A startup is a company designed to grow fast. Being newly successful essay example does not in itself make a company a startup. Nor is it necessary for a startup to work on technology, or take venture funding, or have some sort of “exit. The only essential thing is growth.
Everything else we associate with startups follows from growth. If you want to start one it’s important to understand that. Startups are so hard that you can’t be pointed off to the side and hope to succeed. You have to know that growth is what you’re after. The good news is, if you get growth, everything else tends to fall into place. Which means you can use growth like a compass to make almost every decision you face.
Let’s start with a distinction that should be obvious but is often overlooked: not every newly founded company is a startup. Millions of companies are started every year in the US. Only a tiny fraction are startups. Most are service businesses—restaurants, barbershops, plumbers, and so on. These are not startups, except in a few unusual cases.
A barbershop isn’t designed to grow fast. Whereas a search engine, for example, is. When I say startups are designed to grow fast, I mean it in two senses. Partly I mean designed in the sense of intended, because most startups fail. But I also mean startups are different by nature, in the same way a redwood seedling has a different destiny from a bean sprout.
That difference is why there’s a distinct word, “startup,” for companies designed to grow fast. If all companies were essentially similar, but some through luck or the efforts of their founders ended up growing very fast, we wouldn’t need a separate word. We could just talk about super-successful companies and less successful ones. But in fact startups do have a different sort of DNA from other businesses. Google is not just a barbershop whose founders were unusually lucky and hard-working.
To grow rapidly, you need to make something you can sell to a big market. That’s the difference between Google and a barbershop. Almost everyone needs their hair cut. A barbershop serves customers in person, and few will travel far for a haircut. And even if they did the barbershop couldn’t accomodate them. If you write software to teach Tibetan to Hungarian speakers, you’ll be able to reach most of the people who want it, but there won’t be many of them.

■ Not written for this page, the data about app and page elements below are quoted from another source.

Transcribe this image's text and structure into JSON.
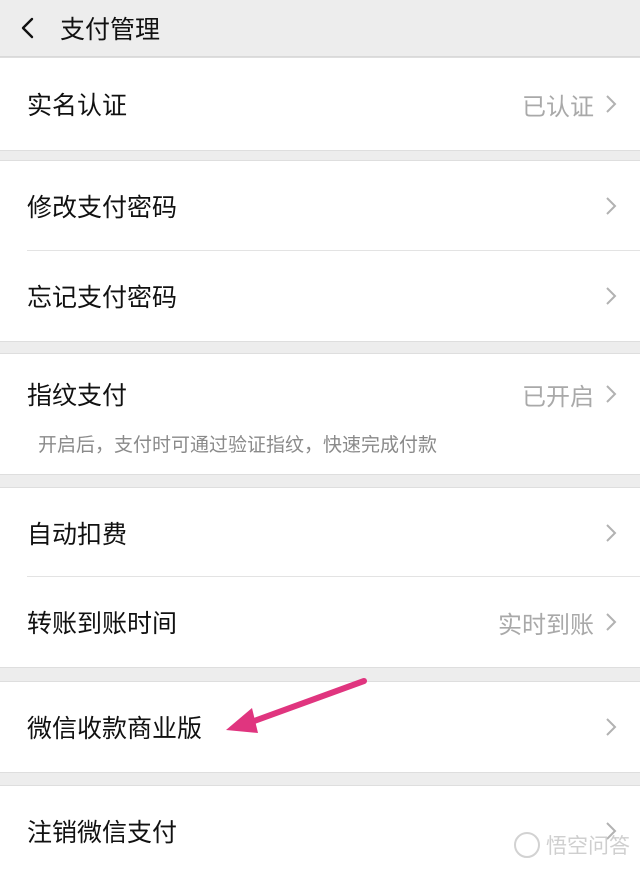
{
  "header": {
    "title": "支付管理"
  },
  "groups": [
    {
      "rows": [
        {
          "label": "实名认证",
          "value": "已认证"
        }
      ]
    },
    {
      "rows": [
        {
          "label": "修改支付密码",
          "value": ""
        },
        {
          "label": "忘记支付密码",
          "value": ""
        }
      ]
    },
    {
      "rows": [
        {
          "label": "指纹支付",
          "value": "已开启",
          "sub": "开启后，支付时可通过验证指纹，快速完成付款"
        }
      ]
    },
    {
      "rows": [
        {
          "label": "自动扣费",
          "value": ""
        },
        {
          "label": "转账到账时间",
          "value": "实时到账"
        }
      ]
    },
    {
      "rows": [
        {
          "label": "微信收款商业版",
          "value": ""
        }
      ]
    },
    {
      "rows": [
        {
          "label": "注销微信支付",
          "value": ""
        }
      ]
    }
  ],
  "annotation": {
    "color": "#e0357f"
  },
  "watermark": {
    "text": "悟空问答"
  },
  "icons": {
    "back": "back-chevron-icon",
    "row": "chevron-right-icon"
  }
}
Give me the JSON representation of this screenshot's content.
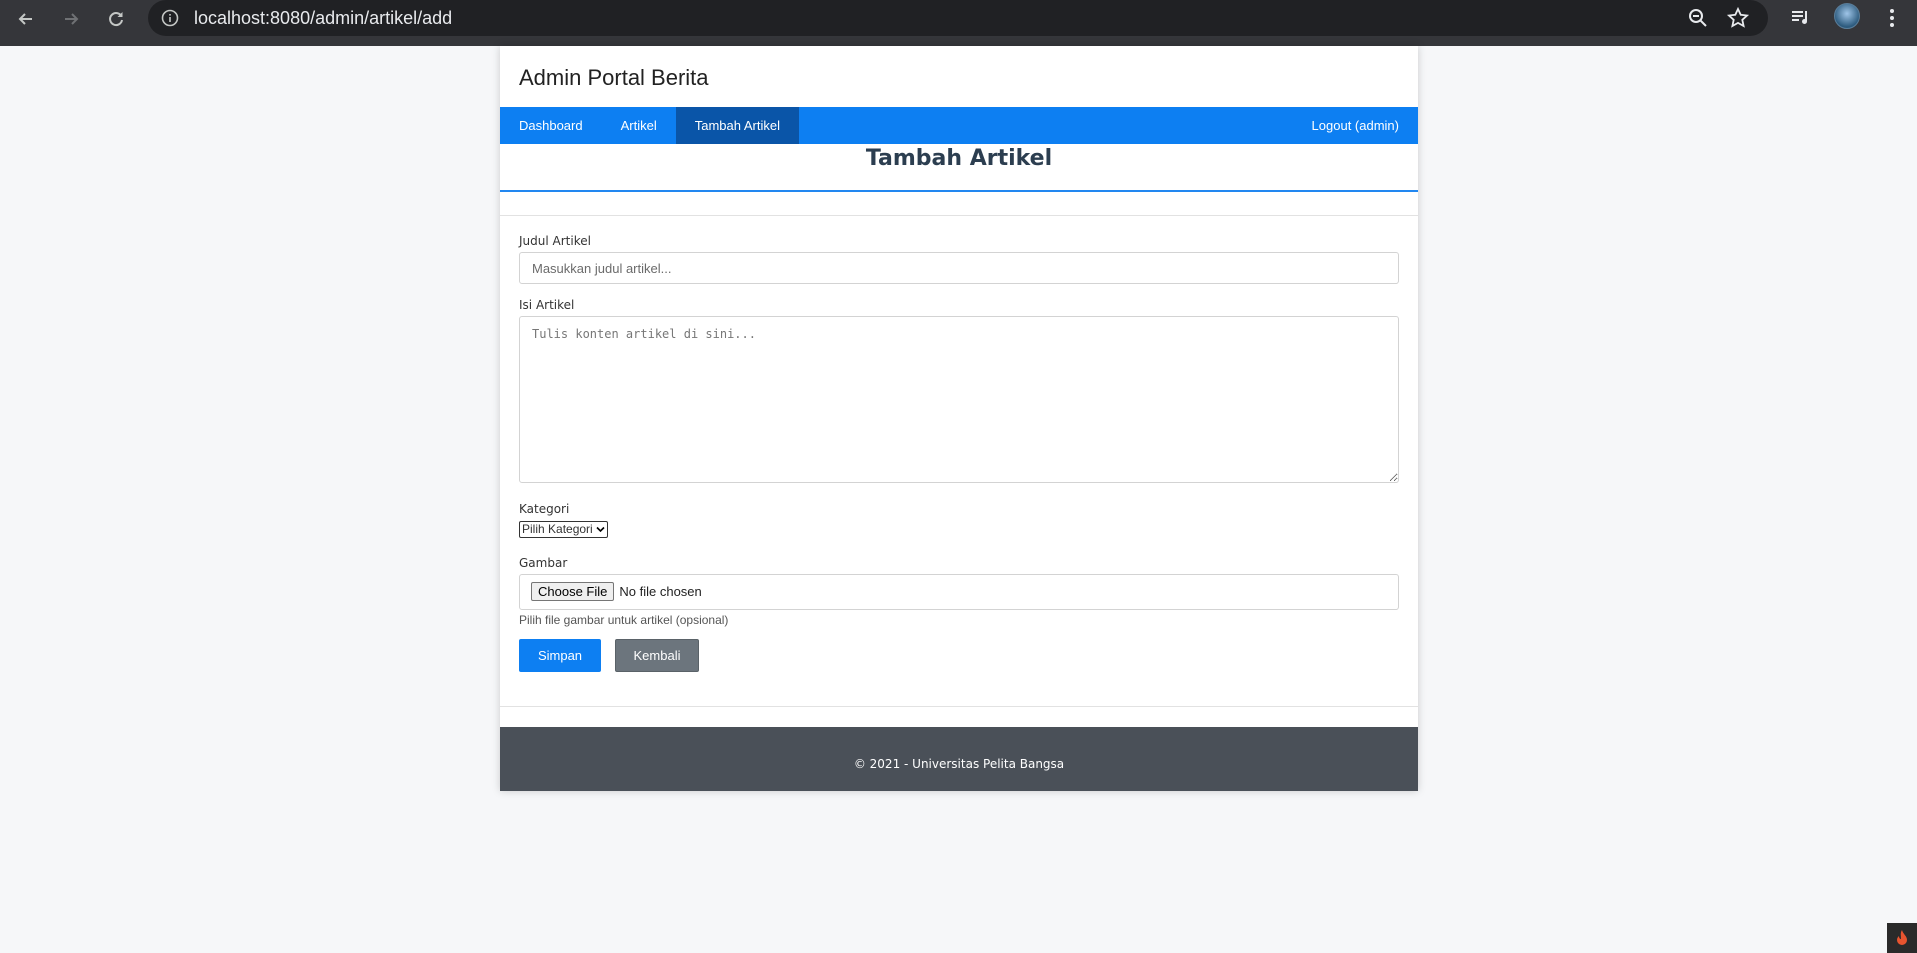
{
  "browser": {
    "url": "localhost:8080/admin/artikel/add"
  },
  "site": {
    "title": "Admin Portal Berita"
  },
  "nav": {
    "items": [
      {
        "label": "Dashboard"
      },
      {
        "label": "Artikel"
      },
      {
        "label": "Tambah Artikel"
      }
    ],
    "logout_label": "Logout (admin)"
  },
  "page_heading": "Tambah Artikel",
  "form": {
    "title_label": "Judul Artikel",
    "title_placeholder": "Masukkan judul artikel...",
    "content_label": "Isi Artikel",
    "content_placeholder": "Tulis konten artikel di sini...",
    "category_label": "Kategori",
    "category_selected": "Pilih Kategori",
    "image_label": "Gambar",
    "choose_file_label": "Choose File",
    "no_file_text": "No file chosen",
    "image_hint": "Pilih file gambar untuk artikel (opsional)",
    "submit_label": "Simpan",
    "back_label": "Kembali"
  },
  "footer": {
    "text": "© 2021 - Universitas Pelita Bangsa"
  },
  "icons": {
    "back": "arrow-left-icon",
    "forward": "arrow-right-icon",
    "reload": "reload-icon",
    "site_info": "info-icon",
    "zoom": "zoom-out-icon",
    "bookmark": "star-icon",
    "media": "playlist-icon",
    "menu": "kebab-menu-icon"
  },
  "colors": {
    "nav_bg": "#0d7ff2",
    "nav_active": "#0a55a8",
    "footer_bg": "#4a5058",
    "primary": "#0d7ff2",
    "secondary": "#6c757d"
  }
}
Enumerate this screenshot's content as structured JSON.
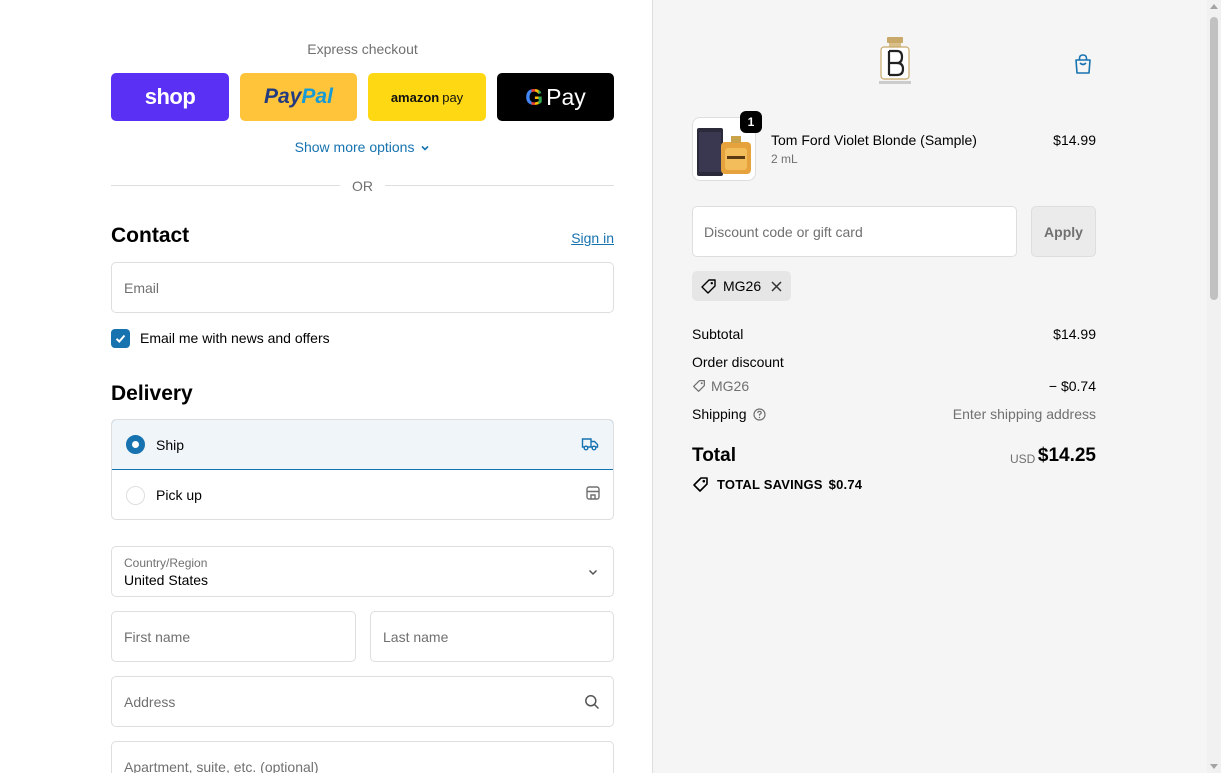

If you make software to teach English to Chinese speakers, however, you’re in startup territory. The distinctive feature of successful startups is that they’re not. It might seem that it would always be better to start a startup than an ordinary business. If you’re going to start a company, why not start the type with the most potential? If you write software to teach Tibetan to Hungarians, you won’t have much competition. If you write software to teach English to Chinese speakers, you’ll face ferocious competition, precisely because that’s such a larger prize.
The constraints that limit ordinary companies also protect them. If you start a barbershop, you only have to compete with other local barbers. If you start a search engine you have to compete with the whole world. The most important thing that the constraints on a normal business protect it from is not competition, however, but the difficulty of coming up with new ideas. If you open a bar in a particular neighborhood, as well as limiting your potential and protecting you from competitors, that geographic constraint also helps define your company.
Your niche both protects and defines you. Whereas if you want to start a startup, you’re probably going to have to think of something fairly novel. A startup has to make something it can deliver to a large market, and ideas of that type are so valuable that all the obvious ones are already taken. That space of ideas has been so thoroughly picked over that a startup generally has to work on something everyone else has overlooked. I was going to write that one has to make a conscious effort to find ideas everyone else has overlooked.